» PROBLEM TO WORK ON
Your task is to extract every line from the material below exactly.

______

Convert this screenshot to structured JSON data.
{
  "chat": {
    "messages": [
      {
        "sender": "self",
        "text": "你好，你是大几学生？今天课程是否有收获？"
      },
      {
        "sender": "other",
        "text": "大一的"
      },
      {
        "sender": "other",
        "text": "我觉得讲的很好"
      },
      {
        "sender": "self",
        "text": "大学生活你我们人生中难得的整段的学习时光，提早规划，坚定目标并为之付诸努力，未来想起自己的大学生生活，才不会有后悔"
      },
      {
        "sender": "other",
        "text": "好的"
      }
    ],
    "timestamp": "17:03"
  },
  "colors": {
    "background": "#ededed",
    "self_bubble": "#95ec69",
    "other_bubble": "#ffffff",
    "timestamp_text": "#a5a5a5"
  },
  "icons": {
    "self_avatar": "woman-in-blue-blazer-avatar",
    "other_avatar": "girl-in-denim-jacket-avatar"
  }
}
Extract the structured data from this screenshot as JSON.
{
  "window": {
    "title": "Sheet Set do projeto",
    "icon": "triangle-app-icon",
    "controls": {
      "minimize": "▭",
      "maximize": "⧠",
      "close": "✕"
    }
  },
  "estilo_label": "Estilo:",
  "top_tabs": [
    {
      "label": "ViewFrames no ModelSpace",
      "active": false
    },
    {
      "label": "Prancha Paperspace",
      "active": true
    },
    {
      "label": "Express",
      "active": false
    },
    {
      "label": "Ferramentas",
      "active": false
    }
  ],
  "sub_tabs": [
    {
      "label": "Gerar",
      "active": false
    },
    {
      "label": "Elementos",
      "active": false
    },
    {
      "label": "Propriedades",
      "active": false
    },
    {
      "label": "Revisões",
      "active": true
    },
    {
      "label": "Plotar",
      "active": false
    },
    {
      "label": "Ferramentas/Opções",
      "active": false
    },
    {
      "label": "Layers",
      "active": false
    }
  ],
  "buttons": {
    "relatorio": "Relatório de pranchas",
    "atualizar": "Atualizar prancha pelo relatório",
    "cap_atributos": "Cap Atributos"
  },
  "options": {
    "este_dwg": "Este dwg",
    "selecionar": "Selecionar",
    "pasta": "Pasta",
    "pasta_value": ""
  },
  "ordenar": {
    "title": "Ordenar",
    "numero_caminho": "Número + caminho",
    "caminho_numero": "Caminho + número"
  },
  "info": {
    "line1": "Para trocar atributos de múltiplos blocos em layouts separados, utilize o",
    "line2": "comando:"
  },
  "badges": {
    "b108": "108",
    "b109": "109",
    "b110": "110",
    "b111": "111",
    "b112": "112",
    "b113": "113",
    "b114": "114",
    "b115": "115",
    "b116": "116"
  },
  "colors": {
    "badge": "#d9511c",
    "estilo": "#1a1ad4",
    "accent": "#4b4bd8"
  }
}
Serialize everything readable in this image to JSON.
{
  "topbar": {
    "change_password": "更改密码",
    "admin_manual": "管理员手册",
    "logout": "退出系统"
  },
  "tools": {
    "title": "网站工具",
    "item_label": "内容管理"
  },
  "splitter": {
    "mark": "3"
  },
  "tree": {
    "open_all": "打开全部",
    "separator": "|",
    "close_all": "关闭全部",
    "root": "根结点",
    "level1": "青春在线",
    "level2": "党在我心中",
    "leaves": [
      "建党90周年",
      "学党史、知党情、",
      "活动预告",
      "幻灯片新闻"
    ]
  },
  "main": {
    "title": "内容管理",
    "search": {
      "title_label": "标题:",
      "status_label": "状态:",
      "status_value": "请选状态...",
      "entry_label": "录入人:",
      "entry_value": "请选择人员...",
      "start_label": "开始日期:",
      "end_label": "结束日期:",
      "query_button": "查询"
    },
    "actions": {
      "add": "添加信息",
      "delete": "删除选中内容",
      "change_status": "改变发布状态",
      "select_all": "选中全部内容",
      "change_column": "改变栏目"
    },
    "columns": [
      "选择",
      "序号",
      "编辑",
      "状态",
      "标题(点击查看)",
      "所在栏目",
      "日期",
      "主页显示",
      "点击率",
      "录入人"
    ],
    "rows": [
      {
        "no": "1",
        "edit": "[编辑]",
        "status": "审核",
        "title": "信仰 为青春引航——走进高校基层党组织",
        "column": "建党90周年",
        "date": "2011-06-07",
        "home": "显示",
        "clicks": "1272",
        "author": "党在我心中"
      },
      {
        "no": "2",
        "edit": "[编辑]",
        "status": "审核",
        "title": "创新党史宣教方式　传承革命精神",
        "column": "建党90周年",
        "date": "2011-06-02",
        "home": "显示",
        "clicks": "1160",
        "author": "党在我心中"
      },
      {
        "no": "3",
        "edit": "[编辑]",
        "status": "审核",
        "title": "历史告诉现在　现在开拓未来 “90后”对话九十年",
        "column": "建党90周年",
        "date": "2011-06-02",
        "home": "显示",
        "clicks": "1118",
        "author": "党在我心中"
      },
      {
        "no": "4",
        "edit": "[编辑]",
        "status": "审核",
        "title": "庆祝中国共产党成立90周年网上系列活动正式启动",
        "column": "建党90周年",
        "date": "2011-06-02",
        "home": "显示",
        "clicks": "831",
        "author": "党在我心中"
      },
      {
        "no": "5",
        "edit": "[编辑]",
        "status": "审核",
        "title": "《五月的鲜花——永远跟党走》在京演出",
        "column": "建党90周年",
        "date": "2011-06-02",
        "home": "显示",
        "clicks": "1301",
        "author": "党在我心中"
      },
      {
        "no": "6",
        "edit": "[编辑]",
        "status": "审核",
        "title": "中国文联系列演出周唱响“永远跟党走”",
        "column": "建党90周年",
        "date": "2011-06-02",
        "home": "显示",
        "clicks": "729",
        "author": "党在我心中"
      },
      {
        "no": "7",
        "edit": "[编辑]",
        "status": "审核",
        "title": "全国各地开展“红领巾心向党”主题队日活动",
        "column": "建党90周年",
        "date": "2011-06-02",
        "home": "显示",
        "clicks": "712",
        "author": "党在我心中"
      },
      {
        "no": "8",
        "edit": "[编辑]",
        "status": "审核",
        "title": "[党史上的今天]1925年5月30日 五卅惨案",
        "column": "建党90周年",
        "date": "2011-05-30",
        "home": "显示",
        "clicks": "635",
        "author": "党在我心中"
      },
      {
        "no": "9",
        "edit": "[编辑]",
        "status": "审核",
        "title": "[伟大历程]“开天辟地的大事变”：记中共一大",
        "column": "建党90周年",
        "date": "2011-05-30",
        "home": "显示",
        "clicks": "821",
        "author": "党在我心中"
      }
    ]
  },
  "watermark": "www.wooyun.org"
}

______

» RESPONSE AREA
Convert this screenshot to structured JSON data.
{
  "chat": {
    "messages": [
      {
        "sender": "self",
        "text": "你好，你是大几学生？今天课程是否有收获？"
      },
      {
        "sender": "other",
        "text": "大一的"
      },
      {
        "sender": "other",
        "text": "我觉得讲的很好"
      },
      {
        "sender": "self",
        "text": "大学生活你我们人生中难得的整段的学习时光，提早规划，坚定目标并为之付诸努力，未来想起自己的大学生生活，才不会有后悔"
      },
      {
        "sender": "other",
        "text": "好的"
      }
    ],
    "timestamp": "17:03"
  },
  "colors": {
    "background": "#ededed",
    "self_bubble": "#95ec69",
    "other_bubble": "#ffffff",
    "timestamp_text": "#a5a5a5"
  },
  "icons": {
    "self_avatar": "woman-in-blue-blazer-avatar",
    "other_avatar": "girl-in-denim-jacket-avatar"
  }
}
Extract the structured data from this screenshot as JSON.
{
  "window": {
    "title": "Sheet Set do projeto",
    "icon": "triangle-app-icon",
    "controls": {
      "minimize": "▭",
      "maximize": "⧠",
      "close": "✕"
    }
  },
  "estilo_label": "Estilo:",
  "top_tabs": [
    {
      "label": "ViewFrames no ModelSpace",
      "active": false
    },
    {
      "label": "Prancha Paperspace",
      "active": true
    },
    {
      "label": "Express",
      "active": false
    },
    {
      "label": "Ferramentas",
      "active": false
    }
  ],
  "sub_tabs": [
    {
      "label": "Gerar",
      "active": false
    },
    {
      "label": "Elementos",
      "active": false
    },
    {
      "label": "Propriedades",
      "active": false
    },
    {
      "label": "Revisões",
      "active": true
    },
    {
      "label": "Plotar",
      "active": false
    },
    {
      "label": "Ferramentas/Opções",
      "active": false
    },
    {
      "label": "Layers",
      "active": false
    }
  ],
  "buttons": {
    "relatorio": "Relatório de pranchas",
    "atualizar": "Atualizar prancha pelo relatório",
    "cap_atributos": "Cap Atributos"
  },
  "options": {
    "este_dwg": "Este dwg",
    "selecionar": "Selecionar",
    "pasta": "Pasta",
    "pasta_value": ""
  },
  "ordenar": {
    "title": "Ordenar",
    "numero_caminho": "Número + caminho",
    "caminho_numero": "Caminho + número"
  },
  "info": {
    "line1": "Para trocar atributos de múltiplos blocos em layouts separados, utilize o",
    "line2": "comando:"
  },
  "badges": {
    "b108": "108",
    "b109": "109",
    "b110": "110",
    "b111": "111",
    "b112": "112",
    "b113": "113",
    "b114": "114",
    "b115": "115",
    "b116": "116"
  },
  "colors": {
    "badge": "#d9511c",
    "estilo": "#1a1ad4",
    "accent": "#4b4bd8"
  }
}
Serialize everything readable in this image to JSON.
{
  "topbar": {
    "change_password": "更改密码",
    "admin_manual": "管理员手册",
    "logout": "退出系统"
  },
  "tools": {
    "title": "网站工具",
    "item_label": "内容管理"
  },
  "splitter": {
    "mark": "3"
  },
  "tree": {
    "open_all": "打开全部",
    "separator": "|",
    "close_all": "关闭全部",
    "root": "根结点",
    "level1": "青春在线",
    "level2": "党在我心中",
    "leaves": [
      "建党90周年",
      "学党史、知党情、",
      "活动预告",
      "幻灯片新闻"
    ]
  },
  "main": {
    "title": "内容管理",
    "search": {
      "title_label": "标题:",
      "status_label": "状态:",
      "status_value": "请选状态...",
      "entry_label": "录入人:",
      "entry_value": "请选择人员...",
      "start_label": "开始日期:",
      "end_label": "结束日期:",
      "query_button": "查询"
    },
    "actions": {
      "add": "添加信息",
      "delete": "删除选中内容",
      "change_status": "改变发布状态",
      "select_all": "选中全部内容",
      "change_column": "改变栏目"
    },
    "columns": [
      "选择",
      "序号",
      "编辑",
      "状态",
      "标题(点击查看)",
      "所在栏目",
      "日期",
      "主页显示",
      "点击率",
      "录入人"
    ],
    "rows": [
      {
        "no": "1",
        "edit": "[编辑]",
        "status": "审核",
        "title": "信仰 为青春引航——走进高校基层党组织",
        "column": "建党90周年",
        "date": "2011-06-07",
        "home": "显示",
        "clicks": "1272",
        "author": "党在我心中"
      },
      {
        "no": "2",
        "edit": "[编辑]",
        "status": "审核",
        "title": "创新党史宣教方式　传承革命精神",
        "column": "建党90周年",
        "date": "2011-06-02",
        "home": "显示",
        "clicks": "1160",
        "author": "党在我心中"
      },
      {
        "no": "3",
        "edit": "[编辑]",
        "status": "审核",
        "title": "历史告诉现在　现在开拓未来 “90后”对话九十年",
        "column": "建党90周年",
        "date": "2011-06-02",
        "home": "显示",
        "clicks": "1118",
        "author": "党在我心中"
      },
      {
        "no": "4",
        "edit": "[编辑]",
        "status": "审核",
        "title": "庆祝中国共产党成立90周年网上系列活动正式启动",
        "column": "建党90周年",
        "date": "2011-06-02",
        "home": "显示",
        "clicks": "831",
        "author": "党在我心中"
      },
      {
        "no": "5",
        "edit": "[编辑]",
        "status": "审核",
        "title": "《五月的鲜花——永远跟党走》在京演出",
        "column": "建党90周年",
        "date": "2011-06-02",
        "home": "显示",
        "clicks": "1301",
        "author": "党在我心中"
      },
      {
        "no": "6",
        "edit": "[编辑]",
        "status": "审核",
        "title": "中国文联系列演出周唱响“永远跟党走”",
        "column": "建党90周年",
        "date": "2011-06-02",
        "home": "显示",
        "clicks": "729",
        "author": "党在我心中"
      },
      {
        "no": "7",
        "edit": "[编辑]",
        "status": "审核",
        "title": "全国各地开展“红领巾心向党”主题队日活动",
        "column": "建党90周年",
        "date": "2011-06-02",
        "home": "显示",
        "clicks": "712",
        "author": "党在我心中"
      },
      {
        "no": "8",
        "edit": "[编辑]",
        "status": "审核",
        "title": "[党史上的今天]1925年5月30日 五卅惨案",
        "column": "建党90周年",
        "date": "2011-05-30",
        "home": "显示",
        "clicks": "635",
        "author": "党在我心中"
      },
      {
        "no": "9",
        "edit": "[编辑]",
        "status": "审核",
        "title": "[伟大历程]“开天辟地的大事变”：记中共一大",
        "column": "建党90周年",
        "date": "2011-05-30",
        "home": "显示",
        "clicks": "821",
        "author": "党在我心中"
      }
    ]
  },
  "watermark": "www.wooyun.org"
}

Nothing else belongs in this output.